- ItemThe conundrum of demographic aging and policy challenges: a comparative case study of Canada, Japan and Korea(University of Alberta. Department of Sociology, 2009) McDaniel, Susan A.Some analysts lean toward comparative analyses of population aging, then draw potentialpolicy implications. Others lean in the direction of attention to differences in policy regimes and then consider implications of population aging. Key differences among advanced societies may not emanate from demographic aging but from differences in how markets, states, and families work to redistribute societal benefits. In this paper, three countries with contrasting configurations of markets, states, and families, and at different stages of demographic aging, are compared and contrasted: Canada, Japan, and Korea. The paper has three objectives: 1) to outline key changes in population, family, and work in the three countries; 2) to consider how knowledge about these changes, their dynamics and interrelationships, is framed with respect to policy options; and 3) to compare Canada, Japan, and Korea in terms of the framing of policy challenges related to demographic aging. It is found that Canada is joining the longstanding pattern of Japan and Korea of late home-leaving by youth, meaning less effective time in the paid labour force. Little deep connection exists between population aging and economic productivity or labour force shortages. Differential labour market participation of women mediates the effects of population aging.
- ItemGlobal and Canadian population and beyond: introduction(University of Alberta. Department of Sociology, 2014) McDaniel, Susan A.No abstract available

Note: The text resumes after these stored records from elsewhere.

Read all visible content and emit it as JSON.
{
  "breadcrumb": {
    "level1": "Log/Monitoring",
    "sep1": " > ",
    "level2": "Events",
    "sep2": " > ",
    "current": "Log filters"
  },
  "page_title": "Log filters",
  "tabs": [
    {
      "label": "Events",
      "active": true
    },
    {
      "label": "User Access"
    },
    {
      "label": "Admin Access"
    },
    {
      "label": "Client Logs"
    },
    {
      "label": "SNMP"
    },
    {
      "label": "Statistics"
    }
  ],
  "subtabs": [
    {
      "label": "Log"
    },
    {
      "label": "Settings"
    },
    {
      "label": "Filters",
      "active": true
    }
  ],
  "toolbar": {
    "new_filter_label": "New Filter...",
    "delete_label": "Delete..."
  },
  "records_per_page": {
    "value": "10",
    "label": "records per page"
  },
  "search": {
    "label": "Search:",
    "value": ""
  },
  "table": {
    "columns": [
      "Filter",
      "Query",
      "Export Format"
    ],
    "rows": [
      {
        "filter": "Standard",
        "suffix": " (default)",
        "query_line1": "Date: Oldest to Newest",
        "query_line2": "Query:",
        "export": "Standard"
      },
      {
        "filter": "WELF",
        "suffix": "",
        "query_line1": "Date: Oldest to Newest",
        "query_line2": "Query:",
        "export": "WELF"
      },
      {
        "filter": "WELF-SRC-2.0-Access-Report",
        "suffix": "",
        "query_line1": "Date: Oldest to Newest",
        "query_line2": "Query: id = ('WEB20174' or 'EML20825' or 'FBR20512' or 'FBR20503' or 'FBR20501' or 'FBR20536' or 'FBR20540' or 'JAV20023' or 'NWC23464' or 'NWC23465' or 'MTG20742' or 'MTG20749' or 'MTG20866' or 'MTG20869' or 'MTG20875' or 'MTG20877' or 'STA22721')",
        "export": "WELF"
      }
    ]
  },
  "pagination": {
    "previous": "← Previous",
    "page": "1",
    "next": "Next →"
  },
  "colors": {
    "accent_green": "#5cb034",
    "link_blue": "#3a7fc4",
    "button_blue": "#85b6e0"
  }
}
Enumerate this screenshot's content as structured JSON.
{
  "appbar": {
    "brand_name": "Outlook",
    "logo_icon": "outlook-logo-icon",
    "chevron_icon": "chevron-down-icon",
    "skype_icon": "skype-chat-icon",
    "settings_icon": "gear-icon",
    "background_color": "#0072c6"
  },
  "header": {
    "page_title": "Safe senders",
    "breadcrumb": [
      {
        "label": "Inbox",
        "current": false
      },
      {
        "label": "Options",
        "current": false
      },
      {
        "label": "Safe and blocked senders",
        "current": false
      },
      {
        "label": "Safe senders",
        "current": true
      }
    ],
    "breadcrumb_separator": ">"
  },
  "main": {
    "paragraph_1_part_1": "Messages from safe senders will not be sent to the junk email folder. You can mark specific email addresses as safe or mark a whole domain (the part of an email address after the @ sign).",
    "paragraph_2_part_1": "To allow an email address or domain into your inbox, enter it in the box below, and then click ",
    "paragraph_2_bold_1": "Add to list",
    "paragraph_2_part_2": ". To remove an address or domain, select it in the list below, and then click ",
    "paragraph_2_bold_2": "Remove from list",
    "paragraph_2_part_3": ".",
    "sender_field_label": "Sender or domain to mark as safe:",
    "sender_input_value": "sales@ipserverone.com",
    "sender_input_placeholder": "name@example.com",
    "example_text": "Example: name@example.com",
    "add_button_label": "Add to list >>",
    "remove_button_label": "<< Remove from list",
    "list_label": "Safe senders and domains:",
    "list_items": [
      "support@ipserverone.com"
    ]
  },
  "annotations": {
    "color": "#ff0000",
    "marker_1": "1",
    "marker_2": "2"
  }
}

- ItemTo know ourselves - Not(University of Alberta, 2012) MacDonald, Heidi; McDaniel, Susan A.The quest for self-knowledge has been a guiding principle throughout history. Plato acknowledged the duality of self-knowledge as both individual (the Delphic maxim “Know thyself”) and societal. “[I]f a Canadian is to seek self-knowledge that is essential for both health and wisdom, he [sic] must have access to a wider self-knowledge of his historical community and its contemporary circumstances” (Symons 1975:14). Thus began the Canadianization project which saw Canadian artists in all fields recognized; Canadian subject matter and data taught in universities, colleges, and public schools; Canadians hired as faculty at our universities; and Canadian Studies programs flourish. Census data and census making are key means by which we know ourselves as Canadians, both at present and from whence we came in families and collectively. The Census is a unique way of knowing ourselves since it enables collection of data on everyone from the most disadvantaged and hidden members of society to the best known individuals. The Census is the preeminent text for us all, particularly those who are silent or weak, to make claims for recognition. The Census is also an increasingly utilized resource for tracing ancestry, to know ourselves as descendents. In this paper, we rely on Plato’s duality of self-knowledge to explore some examples of the making of claims for recognition by groups past and present that may be lost with the cancellation of the mandatory long-form Census for 2011.